Interesting. Three women in the news this past week.
One was a single parent who worked her way through Harvard law school and became a Texas legislator and a new hero of mine for her courageous filibuster that stopped an abortion law for Texans that would have been precedent setting in its interference in a woman's right to control her own body, etc.
One helped legitimize gay marriage at least for the states where they're legal. An elderly woman who lost her life partner several years ago to death and who only came out about that relationship in recent years but felt wronged by the federal government taxing her partner's estate in ways the survivor of a straight married couple would not be.
And the third, a Southern woman with incredibly backward attitudes about everything from food to race to feminism who defends herself by acting as if the Civil Rights struggle and problems with bad food causing illness and death were just recent developments that she shouldn't be held accountable for contributing to because she "is what I is"—which some Southerners point out is the punch line in a racist joke about African-Americans, etc.
All white, these ladies, all blonde, all strong, independent, mature women, making difficult choices, One was rewarded with fame and fortune by our society. Interesting that it was the one who was contributing mostly negatively to our society, encouraging people to eat unhealthily, and in the work place treating people inhumanly if the witnesses bearing testimony are to be believed, and there's too many of them to discount.
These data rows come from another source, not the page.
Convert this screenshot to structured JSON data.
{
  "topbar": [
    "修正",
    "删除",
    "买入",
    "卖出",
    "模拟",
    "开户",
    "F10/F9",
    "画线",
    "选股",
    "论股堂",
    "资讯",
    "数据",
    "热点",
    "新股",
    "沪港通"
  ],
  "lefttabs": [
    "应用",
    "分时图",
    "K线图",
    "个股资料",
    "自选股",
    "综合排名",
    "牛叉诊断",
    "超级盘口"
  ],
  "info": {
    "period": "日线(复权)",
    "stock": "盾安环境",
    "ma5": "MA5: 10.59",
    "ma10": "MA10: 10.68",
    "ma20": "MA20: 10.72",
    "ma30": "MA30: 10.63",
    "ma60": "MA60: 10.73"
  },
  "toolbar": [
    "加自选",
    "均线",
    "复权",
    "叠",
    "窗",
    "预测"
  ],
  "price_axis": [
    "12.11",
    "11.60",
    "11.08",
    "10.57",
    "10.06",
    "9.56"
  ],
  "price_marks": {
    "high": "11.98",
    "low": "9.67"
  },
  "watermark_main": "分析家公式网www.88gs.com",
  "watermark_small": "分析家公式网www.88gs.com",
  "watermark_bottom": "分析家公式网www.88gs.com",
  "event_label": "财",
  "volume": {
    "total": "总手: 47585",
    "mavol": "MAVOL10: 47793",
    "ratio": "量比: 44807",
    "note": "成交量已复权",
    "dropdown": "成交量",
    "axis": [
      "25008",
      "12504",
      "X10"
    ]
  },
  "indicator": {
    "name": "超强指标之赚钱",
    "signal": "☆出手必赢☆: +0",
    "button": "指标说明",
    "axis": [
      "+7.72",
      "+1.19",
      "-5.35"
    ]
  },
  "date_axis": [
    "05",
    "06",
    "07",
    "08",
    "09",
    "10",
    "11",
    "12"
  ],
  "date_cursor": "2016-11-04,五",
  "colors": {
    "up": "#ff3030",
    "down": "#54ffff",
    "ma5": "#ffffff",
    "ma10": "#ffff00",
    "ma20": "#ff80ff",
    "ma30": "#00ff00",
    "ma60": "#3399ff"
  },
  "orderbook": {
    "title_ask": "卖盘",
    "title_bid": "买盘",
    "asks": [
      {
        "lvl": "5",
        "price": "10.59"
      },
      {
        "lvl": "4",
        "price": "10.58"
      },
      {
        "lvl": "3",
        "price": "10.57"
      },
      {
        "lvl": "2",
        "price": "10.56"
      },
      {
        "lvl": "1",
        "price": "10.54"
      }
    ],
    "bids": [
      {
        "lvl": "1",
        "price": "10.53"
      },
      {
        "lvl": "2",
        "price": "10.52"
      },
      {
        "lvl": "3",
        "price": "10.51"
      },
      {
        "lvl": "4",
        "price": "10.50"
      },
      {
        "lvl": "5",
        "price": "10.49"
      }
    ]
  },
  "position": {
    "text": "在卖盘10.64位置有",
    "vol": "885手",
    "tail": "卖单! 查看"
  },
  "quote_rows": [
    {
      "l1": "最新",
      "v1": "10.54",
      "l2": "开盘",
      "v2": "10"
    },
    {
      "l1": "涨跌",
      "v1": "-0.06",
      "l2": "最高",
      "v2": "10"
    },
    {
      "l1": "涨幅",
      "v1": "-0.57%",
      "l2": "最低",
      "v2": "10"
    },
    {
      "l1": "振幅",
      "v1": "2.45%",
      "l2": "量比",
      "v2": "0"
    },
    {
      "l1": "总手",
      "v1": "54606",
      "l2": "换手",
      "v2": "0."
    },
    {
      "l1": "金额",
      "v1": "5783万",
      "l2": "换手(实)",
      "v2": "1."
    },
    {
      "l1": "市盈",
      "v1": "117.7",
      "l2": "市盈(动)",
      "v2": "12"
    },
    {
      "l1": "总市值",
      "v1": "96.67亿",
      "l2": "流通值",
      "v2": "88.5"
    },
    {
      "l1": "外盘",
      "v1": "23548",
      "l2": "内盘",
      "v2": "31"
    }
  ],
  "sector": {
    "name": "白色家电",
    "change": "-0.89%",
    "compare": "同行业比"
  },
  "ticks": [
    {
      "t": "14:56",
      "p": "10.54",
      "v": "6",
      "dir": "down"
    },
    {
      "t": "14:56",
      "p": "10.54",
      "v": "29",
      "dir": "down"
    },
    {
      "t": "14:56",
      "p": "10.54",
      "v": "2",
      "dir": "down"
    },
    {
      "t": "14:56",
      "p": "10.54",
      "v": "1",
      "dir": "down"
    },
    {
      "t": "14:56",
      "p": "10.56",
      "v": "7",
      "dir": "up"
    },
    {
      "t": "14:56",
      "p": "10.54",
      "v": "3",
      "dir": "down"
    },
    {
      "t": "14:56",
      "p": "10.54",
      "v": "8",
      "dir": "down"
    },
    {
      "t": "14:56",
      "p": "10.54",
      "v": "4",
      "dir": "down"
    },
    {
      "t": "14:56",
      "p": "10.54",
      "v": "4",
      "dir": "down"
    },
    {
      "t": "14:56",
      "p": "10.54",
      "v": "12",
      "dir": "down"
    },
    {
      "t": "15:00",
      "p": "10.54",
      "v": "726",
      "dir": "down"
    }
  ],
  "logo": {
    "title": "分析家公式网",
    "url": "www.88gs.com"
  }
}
The first two are the ones who deserve the fame and fortune. I'm grateful that they received at least some recognition and I hope it helps them. But they're the ones that have contributed something lastingly worthwhile to our country and our culture, even if only as examples. I sure wish this society could gets its priorities in order and see that the common welfare should come first, not individual success at the expense of others...